With just 15 junior and senior majors, Yale’s Religious Studies Department does not compete in size with the History, Biology and Economics departments. But the department — which currently has 18 professors — is poised to expand, with plans set to hire three new professors this year who specialize in Asian religions.
Religious Studies chairman Dale Martin said the department will interview five top candidates this semester for a senior professorship focusing on Buddhism. The University has made increasing the number of faculty who study Asian religions a priority, he said.
The Religious Studies Department has historically been strong in Christian, Judaic and Islamic studies, but its offerings in Buddhism and Hinduism have been slim in recent years, Martin said.

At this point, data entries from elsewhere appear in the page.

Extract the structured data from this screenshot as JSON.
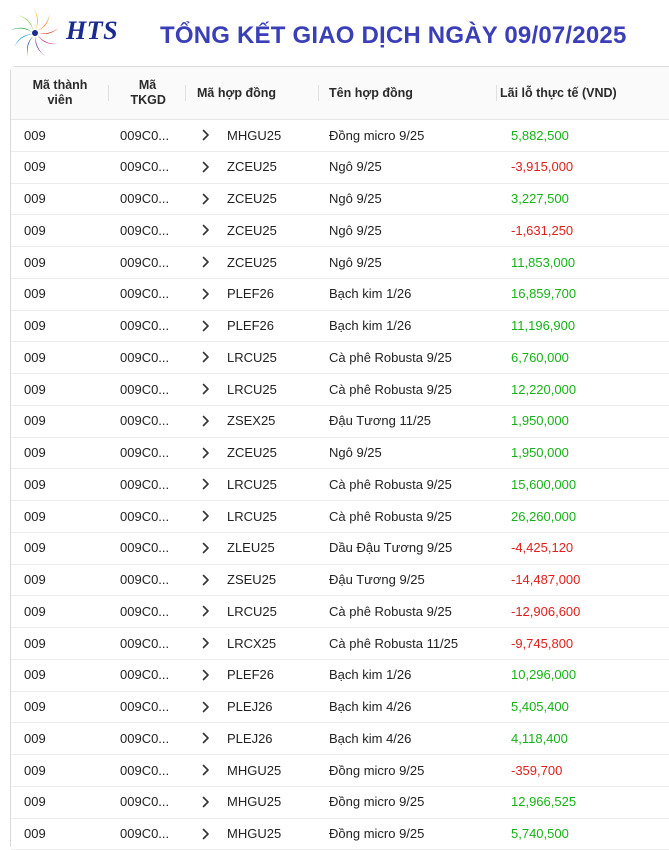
{
  "header": {
    "brand": "HTS",
    "title": "TỔNG KẾT GIAO DỊCH NGÀY 09/07/2025"
  },
  "colors": {
    "title": "#3a3fb8",
    "brand": "#1b2a8f",
    "profit": "#16b316",
    "loss": "#e0201d"
  },
  "table": {
    "columns": {
      "member": "Mã thành viên",
      "account": "Mã TKGD",
      "contract_code": "Mã hợp đồng",
      "contract_name": "Tên hợp đồng",
      "pnl": "Lãi lỗ thực tế (VND)"
    },
    "rows": [
      {
        "member": "009",
        "account": "009C0...",
        "code": "MHGU25",
        "name": "Đồng micro 9/25",
        "pnl": "5,882,500",
        "sign": "pos"
      },
      {
        "member": "009",
        "account": "009C0...",
        "code": "ZCEU25",
        "name": "Ngô 9/25",
        "pnl": "-3,915,000",
        "sign": "neg"
      },
      {
        "member": "009",
        "account": "009C0...",
        "code": "ZCEU25",
        "name": "Ngô 9/25",
        "pnl": "3,227,500",
        "sign": "pos"
      },
      {
        "member": "009",
        "account": "009C0...",
        "code": "ZCEU25",
        "name": "Ngô 9/25",
        "pnl": "-1,631,250",
        "sign": "neg"
      },
      {
        "member": "009",
        "account": "009C0...",
        "code": "ZCEU25",
        "name": "Ngô 9/25",
        "pnl": "11,853,000",
        "sign": "pos"
      },
      {
        "member": "009",
        "account": "009C0...",
        "code": "PLEF26",
        "name": "Bạch kim 1/26",
        "pnl": "16,859,700",
        "sign": "pos"
      },
      {
        "member": "009",
        "account": "009C0...",
        "code": "PLEF26",
        "name": "Bạch kim 1/26",
        "pnl": "11,196,900",
        "sign": "pos"
      },
      {
        "member": "009",
        "account": "009C0...",
        "code": "LRCU25",
        "name": "Cà phê Robusta 9/25",
        "pnl": "6,760,000",
        "sign": "pos"
      },
      {
        "member": "009",
        "account": "009C0...",
        "code": "LRCU25",
        "name": "Cà phê Robusta 9/25",
        "pnl": "12,220,000",
        "sign": "pos"
      },
      {
        "member": "009",
        "account": "009C0...",
        "code": "ZSEX25",
        "name": "Đậu Tương 11/25",
        "pnl": "1,950,000",
        "sign": "pos"
      },
      {
        "member": "009",
        "account": "009C0...",
        "code": "ZCEU25",
        "name": "Ngô 9/25",
        "pnl": "1,950,000",
        "sign": "pos"
      },
      {
        "member": "009",
        "account": "009C0...",
        "code": "LRCU25",
        "name": "Cà phê Robusta 9/25",
        "pnl": "15,600,000",
        "sign": "pos"
      },
      {
        "member": "009",
        "account": "009C0...",
        "code": "LRCU25",
        "name": "Cà phê Robusta 9/25",
        "pnl": "26,260,000",
        "sign": "pos"
      },
      {
        "member": "009",
        "account": "009C0...",
        "code": "ZLEU25",
        "name": "Dầu Đậu Tương 9/25",
        "pnl": "-4,425,120",
        "sign": "neg"
      },
      {
        "member": "009",
        "account": "009C0...",
        "code": "ZSEU25",
        "name": "Đậu Tương 9/25",
        "pnl": "-14,487,000",
        "sign": "neg"
      },
      {
        "member": "009",
        "account": "009C0...",
        "code": "LRCU25",
        "name": "Cà phê Robusta 9/25",
        "pnl": "-12,906,600",
        "sign": "neg"
      },
      {
        "member": "009",
        "account": "009C0...",
        "code": "LRCX25",
        "name": "Cà phê Robusta 11/25",
        "pnl": "-9,745,800",
        "sign": "neg"
      },
      {
        "member": "009",
        "account": "009C0...",
        "code": "PLEF26",
        "name": "Bạch kim 1/26",
        "pnl": "10,296,000",
        "sign": "pos"
      },
      {
        "member": "009",
        "account": "009C0...",
        "code": "PLEJ26",
        "name": "Bạch kim 4/26",
        "pnl": "5,405,400",
        "sign": "pos"
      },
      {
        "member": "009",
        "account": "009C0...",
        "code": "PLEJ26",
        "name": "Bạch kim 4/26",
        "pnl": "4,118,400",
        "sign": "pos"
      },
      {
        "member": "009",
        "account": "009C0...",
        "code": "MHGU25",
        "name": "Đồng micro 9/25",
        "pnl": "-359,700",
        "sign": "neg"
      },
      {
        "member": "009",
        "account": "009C0...",
        "code": "MHGU25",
        "name": "Đồng micro 9/25",
        "pnl": "12,966,525",
        "sign": "pos"
      },
      {
        "member": "009",
        "account": "009C0...",
        "code": "MHGU25",
        "name": "Đồng micro 9/25",
        "pnl": "5,740,500",
        "sign": "pos"
      }
    ]
  }
}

“At a time when most universities are instituting hiring freezes or in some cases even cutting their faculty, it says a lot that Yale is willing to invest more money in the study of Asian religions,” Martin said. “In the past, we have had someone teaching Hinduism, but we have not been able to have that in the last few years.”
Martin said once the new senior professor is selected, he or she will be responsible for hiring two junior professors, both of whom will also focus on Asian religions. The candidates for the senior professorship are currently teaching and researching around the world — one is from New Zealand, one is from Canada and one is from Taiwan — and will give public lectures when they interview on campus this November and December.
After teaching Buddhism at Yale for 35 years, professor Stanley Weinstein retired three years ago, Martin said. Since then, Buddhism professors have come and gone– no one has stayed for more than a year. Martin said he hopes the search will bring a permanent replacement to foster growth in the subject.
Jason Protass ’04, a religious studies major, said the lack of a returning Buddhism professor has made studying the religion difficult.
“[Weinstein] was a really, really intelligent man and he held the keys to Yale’s focus on Buddhism,” Protass said. “When he left he didn’t name an heir right away, so the department’s been kind of weak the last few years.”
Protass, who is writing his senior thesis on Chinese and Japanese Buddhism, said he thinks there is enough student interest in the religion to warrant the new professorships.
“It’s a significant turning point because they had a good department a few years ago because they had one of the kingpins on Buddhism,” Protass said. “[But] it’s an interest that hasn’t been addressed before. Everyone’s interested in orientalism. People want to know.”
Religious Studies Director of Undergraduate Studies Ludger Viefhues said he and his fellow professors are eager for the new professors to begin teaching at Yale.
“I am totally excited that we are hiring people in the Asian religions,” Viefhues said. “[They] can eventually [speak] to the growing interest in Buddhist studies that I see.”
The department was founded in 1963 with a focus on Christianity and other Western religions, but has made strides in recent years to expand its focus to include more Eastern religions.
Last year, in an effort to revamp the department’s curriculum, the undergraduate major was divided into four groups: comparative, thematic surveys; broad introductions to particular religious traditions; introductory and intermediate specialized religious studies courses; and advanced specialized topics.